The whole listing is to be retyped exactly as it appears.

#### Task material

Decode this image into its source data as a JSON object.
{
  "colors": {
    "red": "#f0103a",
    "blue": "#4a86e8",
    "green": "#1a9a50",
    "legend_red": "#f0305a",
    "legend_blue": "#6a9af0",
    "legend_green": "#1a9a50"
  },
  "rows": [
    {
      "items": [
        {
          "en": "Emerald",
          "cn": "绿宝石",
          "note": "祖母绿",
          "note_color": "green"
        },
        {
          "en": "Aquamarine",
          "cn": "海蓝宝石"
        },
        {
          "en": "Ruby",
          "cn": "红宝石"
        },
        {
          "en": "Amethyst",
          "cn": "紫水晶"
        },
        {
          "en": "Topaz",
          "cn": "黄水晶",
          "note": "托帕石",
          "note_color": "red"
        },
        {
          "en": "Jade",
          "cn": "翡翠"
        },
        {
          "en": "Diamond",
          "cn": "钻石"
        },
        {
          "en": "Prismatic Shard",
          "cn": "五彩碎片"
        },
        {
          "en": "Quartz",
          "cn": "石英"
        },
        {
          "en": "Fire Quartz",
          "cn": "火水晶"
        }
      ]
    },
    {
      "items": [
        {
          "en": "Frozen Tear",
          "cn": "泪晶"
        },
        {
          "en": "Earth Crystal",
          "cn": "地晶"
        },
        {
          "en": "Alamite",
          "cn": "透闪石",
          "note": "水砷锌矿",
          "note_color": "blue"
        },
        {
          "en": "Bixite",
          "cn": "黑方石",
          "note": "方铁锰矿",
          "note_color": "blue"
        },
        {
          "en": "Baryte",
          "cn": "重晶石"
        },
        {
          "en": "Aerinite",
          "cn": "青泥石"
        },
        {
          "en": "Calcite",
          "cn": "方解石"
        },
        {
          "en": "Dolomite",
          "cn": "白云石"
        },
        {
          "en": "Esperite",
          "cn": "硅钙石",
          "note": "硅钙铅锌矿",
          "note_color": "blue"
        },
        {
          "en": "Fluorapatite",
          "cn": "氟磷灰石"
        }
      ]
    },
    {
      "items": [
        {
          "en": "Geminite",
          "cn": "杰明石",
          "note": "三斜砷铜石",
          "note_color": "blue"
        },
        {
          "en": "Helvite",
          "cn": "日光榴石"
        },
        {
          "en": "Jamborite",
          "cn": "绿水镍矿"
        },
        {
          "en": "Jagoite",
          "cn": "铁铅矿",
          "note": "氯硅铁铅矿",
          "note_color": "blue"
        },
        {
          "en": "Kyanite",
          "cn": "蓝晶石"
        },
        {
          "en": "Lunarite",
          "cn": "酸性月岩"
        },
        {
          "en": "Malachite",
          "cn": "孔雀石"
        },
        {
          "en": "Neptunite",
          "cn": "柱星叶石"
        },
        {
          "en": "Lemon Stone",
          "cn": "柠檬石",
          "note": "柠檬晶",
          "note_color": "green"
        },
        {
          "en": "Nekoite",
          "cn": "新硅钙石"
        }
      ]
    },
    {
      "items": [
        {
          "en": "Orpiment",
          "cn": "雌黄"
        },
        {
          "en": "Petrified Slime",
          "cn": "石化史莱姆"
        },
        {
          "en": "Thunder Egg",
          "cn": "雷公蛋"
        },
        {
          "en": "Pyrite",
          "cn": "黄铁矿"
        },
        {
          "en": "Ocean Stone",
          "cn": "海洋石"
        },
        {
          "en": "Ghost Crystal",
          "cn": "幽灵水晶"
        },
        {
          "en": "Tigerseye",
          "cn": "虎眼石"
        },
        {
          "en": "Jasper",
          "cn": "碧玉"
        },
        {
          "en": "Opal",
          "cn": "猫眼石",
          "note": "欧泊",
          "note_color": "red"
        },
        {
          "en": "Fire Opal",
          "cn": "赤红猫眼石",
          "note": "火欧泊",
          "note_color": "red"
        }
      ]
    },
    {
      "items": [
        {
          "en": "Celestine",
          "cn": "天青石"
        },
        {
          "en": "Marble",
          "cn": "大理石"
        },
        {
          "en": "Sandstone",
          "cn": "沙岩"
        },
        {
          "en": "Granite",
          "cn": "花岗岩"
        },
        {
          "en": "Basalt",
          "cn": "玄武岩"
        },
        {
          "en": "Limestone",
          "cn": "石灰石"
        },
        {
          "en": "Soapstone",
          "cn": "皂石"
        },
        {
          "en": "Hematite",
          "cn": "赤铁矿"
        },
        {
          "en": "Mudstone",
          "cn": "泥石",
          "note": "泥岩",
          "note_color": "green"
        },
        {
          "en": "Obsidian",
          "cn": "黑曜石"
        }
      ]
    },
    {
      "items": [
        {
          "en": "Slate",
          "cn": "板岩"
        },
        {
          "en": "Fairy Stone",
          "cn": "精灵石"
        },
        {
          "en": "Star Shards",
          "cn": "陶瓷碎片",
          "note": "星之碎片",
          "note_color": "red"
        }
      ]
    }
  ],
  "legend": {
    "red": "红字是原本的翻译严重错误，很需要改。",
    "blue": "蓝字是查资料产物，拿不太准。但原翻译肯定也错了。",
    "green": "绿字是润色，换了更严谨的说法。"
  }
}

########

→ Solved problem:
Decode this image into its source data as a JSON object.
{
  "colors": {
    "red": "#f0103a",
    "blue": "#4a86e8",
    "green": "#1a9a50",
    "legend_red": "#f0305a",
    "legend_blue": "#6a9af0",
    "legend_green": "#1a9a50"
  },
  "rows": [
    {
      "items": [
        {
          "en": "Emerald",
          "cn": "绿宝石",
          "note": "祖母绿",
          "note_color": "green"
        },
        {
          "en": "Aquamarine",
          "cn": "海蓝宝石"
        },
        {
          "en": "Ruby",
          "cn": "红宝石"
        },
        {
          "en": "Amethyst",
          "cn": "紫水晶"
        },
        {
          "en": "Topaz",
          "cn": "黄水晶",
          "note": "托帕石",
          "note_color": "red"
        },
        {
          "en": "Jade",
          "cn": "翡翠"
        },
        {
          "en": "Diamond",
          "cn": "钻石"
        },
        {
          "en": "Prismatic Shard",
          "cn": "五彩碎片"
        },
        {
          "en": "Quartz",
          "cn": "石英"
        },
        {
          "en": "Fire Quartz",
          "cn": "火水晶"
        }
      ]
    },
    {
      "items": [
        {
          "en": "Frozen Tear",
          "cn": "泪晶"
        },
        {
          "en": "Earth Crystal",
          "cn": "地晶"
        },
        {
          "en": "Alamite",
          "cn": "透闪石",
          "note": "水砷锌矿",
          "note_color": "blue"
        },
        {
          "en": "Bixite",
          "cn": "黑方石",
          "note": "方铁锰矿",
          "note_color": "blue"
        },
        {
          "en": "Baryte",
          "cn": "重晶石"
        },
        {
          "en": "Aerinite",
          "cn": "青泥石"
        },
        {
          "en": "Calcite",
          "cn": "方解石"
        },
        {
          "en": "Dolomite",
          "cn": "白云石"
        },
        {
          "en": "Esperite",
          "cn": "硅钙石",
          "note": "硅钙铅锌矿",
          "note_color": "blue"
        },
        {
          "en": "Fluorapatite",
          "cn": "氟磷灰石"
        }
      ]
    },
    {
      "items": [
        {
          "en": "Geminite",
          "cn": "杰明石",
          "note": "三斜砷铜石",
          "note_color": "blue"
        },
        {
          "en": "Helvite",
          "cn": "日光榴石"
        },
        {
          "en": "Jamborite",
          "cn": "绿水镍矿"
        },
        {
          "en": "Jagoite",
          "cn": "铁铅矿",
          "note": "氯硅铁铅矿",
          "note_color": "blue"
        },
        {
          "en": "Kyanite",
          "cn": "蓝晶石"
        },
        {
          "en": "Lunarite",
          "cn": "酸性月岩"
        },
        {
          "en": "Malachite",
          "cn": "孔雀石"
        },
        {
          "en": "Neptunite",
          "cn": "柱星叶石"
        },
        {
          "en": "Lemon Stone",
          "cn": "柠檬石",
          "note": "柠檬晶",
          "note_color": "green"
        },
        {
          "en": "Nekoite",
          "cn": "新硅钙石"
        }
      ]
    },
    {
      "items": [
        {
          "en": "Orpiment",
          "cn": "雌黄"
        },
        {
          "en": "Petrified Slime",
          "cn": "石化史莱姆"
        },
        {
          "en": "Thunder Egg",
          "cn": "雷公蛋"
        },
        {
          "en": "Pyrite",
          "cn": "黄铁矿"
        },
        {
          "en": "Ocean Stone",
          "cn": "海洋石"
        },
        {
          "en": "Ghost Crystal",
          "cn": "幽灵水晶"
        },
        {
          "en": "Tigerseye",
          "cn": "虎眼石"
        },
        {
          "en": "Jasper",
          "cn": "碧玉"
        },
        {
          "en": "Opal",
          "cn": "猫眼石",
          "note": "欧泊",
          "note_color": "red"
        },
        {
          "en": "Fire Opal",
          "cn": "赤红猫眼石",
          "note": "火欧泊",
          "note_color": "red"
        }
      ]
    },
    {
      "items": [
        {
          "en": "Celestine",
          "cn": "天青石"
        },
        {
          "en": "Marble",
          "cn": "大理石"
        },
        {
          "en": "Sandstone",
          "cn": "沙岩"
        },
        {
          "en": "Granite",
          "cn": "花岗岩"
        },
        {
          "en": "Basalt",
          "cn": "玄武岩"
        },
        {
          "en": "Limestone",
          "cn": "石灰石"
        },
        {
          "en": "Soapstone",
          "cn": "皂石"
        },
        {
          "en": "Hematite",
          "cn": "赤铁矿"
        },
        {
          "en": "Mudstone",
          "cn": "泥石",
          "note": "泥岩",
          "note_color": "green"
        },
        {
          "en": "Obsidian",
          "cn": "黑曜石"
        }
      ]
    },
    {
      "items": [
        {
          "en": "Slate",
          "cn": "板岩"
        },
        {
          "en": "Fairy Stone",
          "cn": "精灵石"
        },
        {
          "en": "Star Shards",
          "cn": "陶瓷碎片",
          "note": "星之碎片",
          "note_color": "red"
        }
      ]
    }
  ],
  "legend": {
    "red": "红字是原本的翻译严重错误，很需要改。",
    "blue": "蓝字是查资料产物，拿不太准。但原翻译肯定也错了。",
    "green": "绿字是润色，换了更严谨的说法。"
  }
}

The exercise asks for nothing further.